Exercise prompt. Give all of the data again exactly as written, omitting every image.

########

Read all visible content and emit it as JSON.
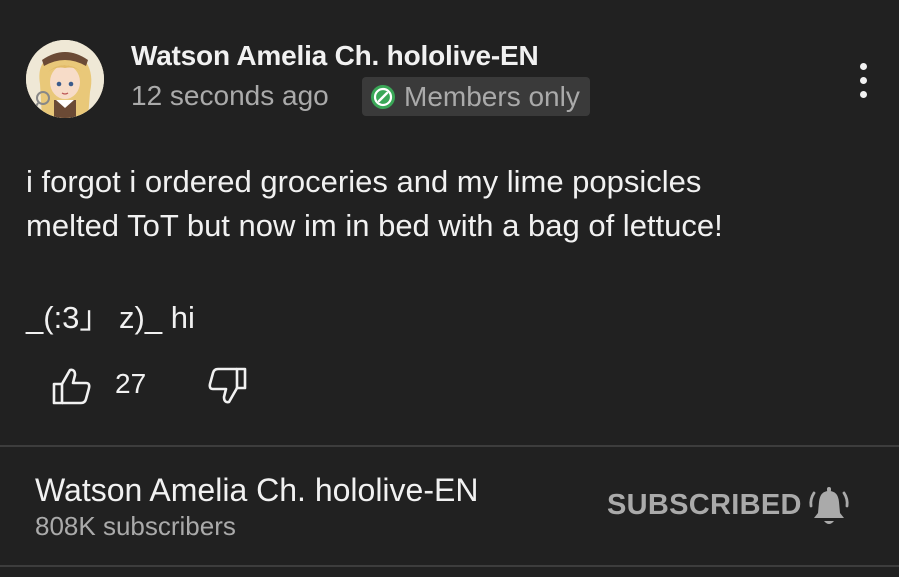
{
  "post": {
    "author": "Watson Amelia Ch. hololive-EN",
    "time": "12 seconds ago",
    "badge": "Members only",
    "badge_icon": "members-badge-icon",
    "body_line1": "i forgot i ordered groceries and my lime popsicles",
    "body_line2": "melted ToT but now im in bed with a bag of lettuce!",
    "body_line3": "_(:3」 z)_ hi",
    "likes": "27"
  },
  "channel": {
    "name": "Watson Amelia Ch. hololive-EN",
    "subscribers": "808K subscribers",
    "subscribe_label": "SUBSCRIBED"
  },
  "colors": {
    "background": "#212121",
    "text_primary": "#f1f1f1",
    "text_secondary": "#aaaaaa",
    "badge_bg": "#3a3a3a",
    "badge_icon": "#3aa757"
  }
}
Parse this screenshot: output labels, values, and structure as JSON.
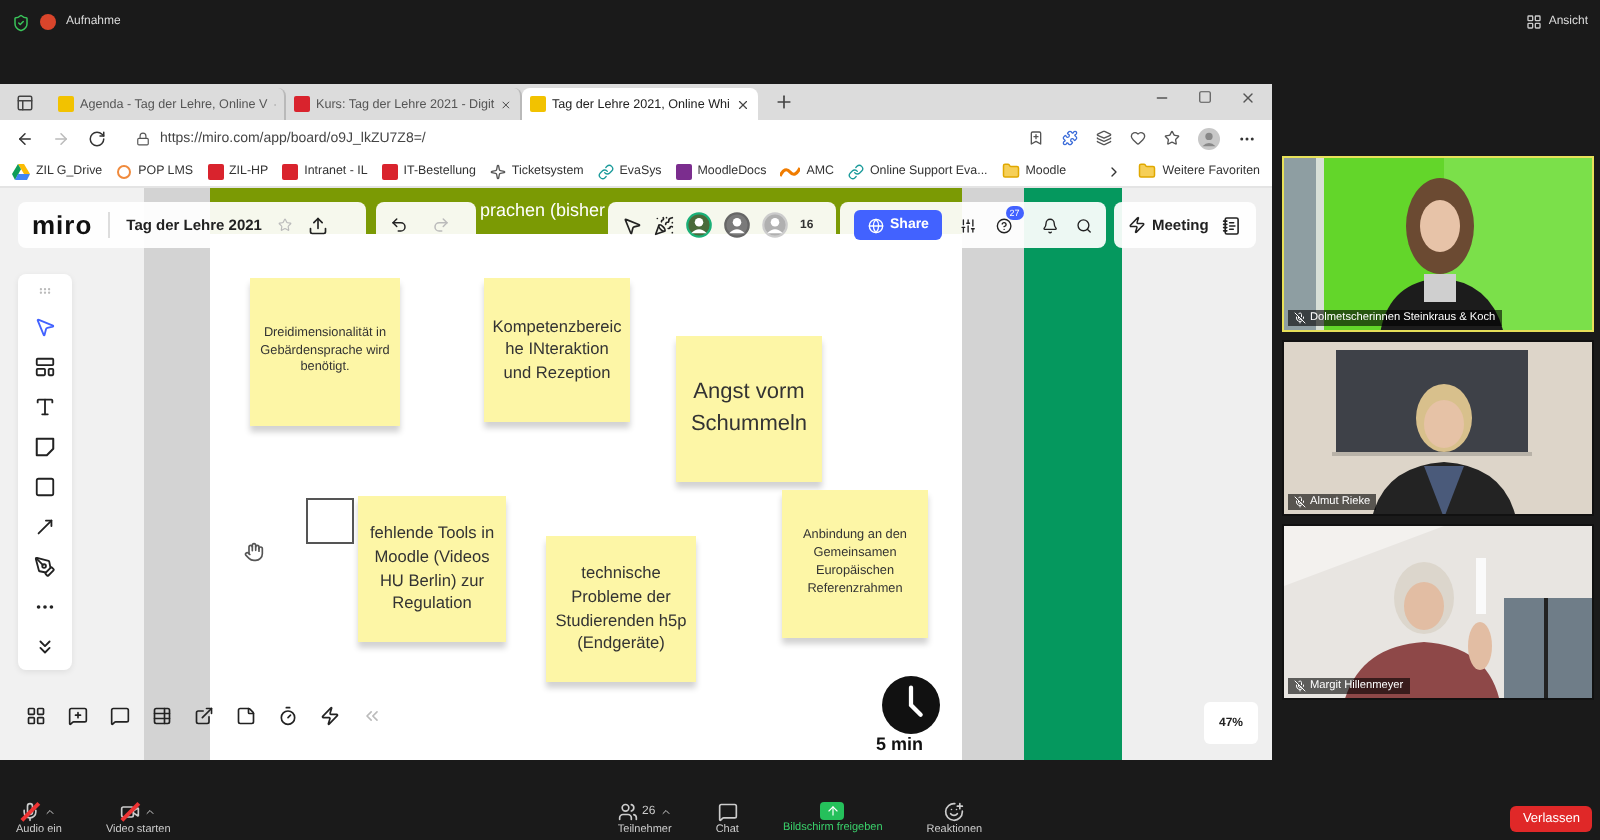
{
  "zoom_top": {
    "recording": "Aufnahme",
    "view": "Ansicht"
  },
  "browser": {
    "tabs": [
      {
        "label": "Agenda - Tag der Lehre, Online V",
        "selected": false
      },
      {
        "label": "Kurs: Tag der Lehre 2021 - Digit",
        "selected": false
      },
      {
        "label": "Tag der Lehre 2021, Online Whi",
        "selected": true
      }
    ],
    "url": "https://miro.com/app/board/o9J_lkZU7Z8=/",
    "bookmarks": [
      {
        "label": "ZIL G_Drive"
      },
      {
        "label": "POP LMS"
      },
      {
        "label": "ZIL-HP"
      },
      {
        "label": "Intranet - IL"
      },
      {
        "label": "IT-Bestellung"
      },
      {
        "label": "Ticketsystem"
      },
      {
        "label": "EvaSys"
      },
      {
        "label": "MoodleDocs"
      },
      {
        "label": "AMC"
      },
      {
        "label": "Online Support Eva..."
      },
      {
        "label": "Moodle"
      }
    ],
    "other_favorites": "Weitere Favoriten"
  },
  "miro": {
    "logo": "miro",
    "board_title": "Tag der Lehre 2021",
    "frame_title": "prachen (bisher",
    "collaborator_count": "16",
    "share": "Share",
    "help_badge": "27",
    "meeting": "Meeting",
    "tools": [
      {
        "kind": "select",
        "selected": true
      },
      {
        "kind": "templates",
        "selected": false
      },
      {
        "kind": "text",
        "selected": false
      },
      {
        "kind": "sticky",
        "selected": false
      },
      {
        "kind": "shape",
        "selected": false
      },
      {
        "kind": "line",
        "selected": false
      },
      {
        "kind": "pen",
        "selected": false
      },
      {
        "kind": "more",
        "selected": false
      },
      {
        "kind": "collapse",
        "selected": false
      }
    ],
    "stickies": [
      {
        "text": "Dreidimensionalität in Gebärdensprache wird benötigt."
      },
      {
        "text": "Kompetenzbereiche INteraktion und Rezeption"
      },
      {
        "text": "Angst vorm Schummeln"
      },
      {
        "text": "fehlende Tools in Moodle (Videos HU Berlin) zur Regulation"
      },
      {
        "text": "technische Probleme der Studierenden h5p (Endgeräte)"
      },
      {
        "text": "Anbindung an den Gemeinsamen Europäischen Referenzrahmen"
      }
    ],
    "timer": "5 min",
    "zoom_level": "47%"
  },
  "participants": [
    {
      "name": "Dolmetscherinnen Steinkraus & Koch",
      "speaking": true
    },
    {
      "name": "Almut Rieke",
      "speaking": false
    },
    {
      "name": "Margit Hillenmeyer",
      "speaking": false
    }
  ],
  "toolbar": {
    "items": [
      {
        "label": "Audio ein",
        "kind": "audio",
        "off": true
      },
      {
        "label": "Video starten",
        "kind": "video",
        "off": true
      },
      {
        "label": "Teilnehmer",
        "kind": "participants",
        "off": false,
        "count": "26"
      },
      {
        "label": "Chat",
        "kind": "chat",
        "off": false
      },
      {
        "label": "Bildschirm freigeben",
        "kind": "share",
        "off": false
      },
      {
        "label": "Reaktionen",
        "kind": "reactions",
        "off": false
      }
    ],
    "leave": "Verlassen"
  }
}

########

Answer area.
Read all visible content and emit it as JSON.
{
  "post": {
    "author": "Watson Amelia Ch. hololive-EN",
    "time": "12 seconds ago",
    "badge": "Members only",
    "badge_icon": "members-badge-icon",
    "body_line1": "i forgot i ordered groceries and my lime popsicles",
    "body_line2": "melted ToT but now im in bed with a bag of lettuce!",
    "body_line3": "_(:3」 z)_ hi",
    "likes": "27"
  },
  "channel": {
    "name": "Watson Amelia Ch. hololive-EN",
    "subscribers": "808K subscribers",
    "subscribe_label": "SUBSCRIBED"
  },
  "colors": {
    "background": "#212121",
    "text_primary": "#f1f1f1",
    "text_secondary": "#aaaaaa",
    "badge_bg": "#3a3a3a",
    "badge_icon": "#3aa757"
  }
}
Parse this screenshot: output labels, values, and structure as JSON.
{
  "zoom_top": {
    "recording": "Aufnahme",
    "view": "Ansicht"
  },
  "browser": {
    "tabs": [
      {
        "label": "Agenda - Tag der Lehre, Online V",
        "selected": false
      },
      {
        "label": "Kurs: Tag der Lehre 2021 - Digit",
        "selected": false
      },
      {
        "label": "Tag der Lehre 2021, Online Whi",
        "selected": true
      }
    ],
    "url": "https://miro.com/app/board/o9J_lkZU7Z8=/",
    "bookmarks": [
      {
        "label": "ZIL G_Drive"
      },
      {
        "label": "POP LMS"
      },
      {
        "label": "ZIL-HP"
      },
      {
        "label": "Intranet - IL"
      },
      {
        "label": "IT-Bestellung"
      },
      {
        "label": "Ticketsystem"
      },
      {
        "label": "EvaSys"
      },
      {
        "label": "MoodleDocs"
      },
      {
        "label": "AMC"
      },
      {
        "label": "Online Support Eva..."
      },
      {
        "label": "Moodle"
      }
    ],
    "other_favorites": "Weitere Favoriten"
  },
  "miro": {
    "logo": "miro",
    "board_title": "Tag der Lehre 2021",
    "frame_title": "prachen (bisher",
    "collaborator_count": "16",
    "share": "Share",
    "help_badge": "27",
    "meeting": "Meeting",
    "tools": [
      {
        "kind": "select",
        "selected": true
      },
      {
        "kind": "templates",
        "selected": false
      },
      {
        "kind": "text",
        "selected": false
      },
      {
        "kind": "sticky",
        "selected": false
      },
      {
        "kind": "shape",
        "selected": false
      },
      {
        "kind": "line",
        "selected": false
      },
      {
        "kind": "pen",
        "selected": false
      },
      {
        "kind": "more",
        "selected": false
      },
      {
        "kind": "collapse",
        "selected": false
      }
    ],
    "stickies": [
      {
        "text": "Dreidimensionalität in Gebärdensprache wird benötigt."
      },
      {
        "text": "Kompetenzbereiche INteraktion und Rezeption"
      },
      {
        "text": "Angst vorm Schummeln"
      },
      {
        "text": "fehlende Tools in Moodle (Videos HU Berlin) zur Regulation"
      },
      {
        "text": "technische Probleme der Studierenden h5p (Endgeräte)"
      },
      {
        "text": "Anbindung an den Gemeinsamen Europäischen Referenzrahmen"
      }
    ],
    "timer": "5 min",
    "zoom_level": "47%"
  },
  "participants": [
    {
      "name": "Dolmetscherinnen Steinkraus & Koch",
      "speaking": true
    },
    {
      "name": "Almut Rieke",
      "speaking": false
    },
    {
      "name": "Margit Hillenmeyer",
      "speaking": false
    }
  ],
  "toolbar": {
    "items": [
      {
        "label": "Audio ein",
        "kind": "audio",
        "off": true
      },
      {
        "label": "Video starten",
        "kind": "video",
        "off": true
      },
      {
        "label": "Teilnehmer",
        "kind": "participants",
        "off": false,
        "count": "26"
      },
      {
        "label": "Chat",
        "kind": "chat",
        "off": false
      },
      {
        "label": "Bildschirm freigeben",
        "kind": "share",
        "off": false
      },
      {
        "label": "Reaktionen",
        "kind": "reactions",
        "off": false
      }
    ],
    "leave": "Verlassen"
  }
}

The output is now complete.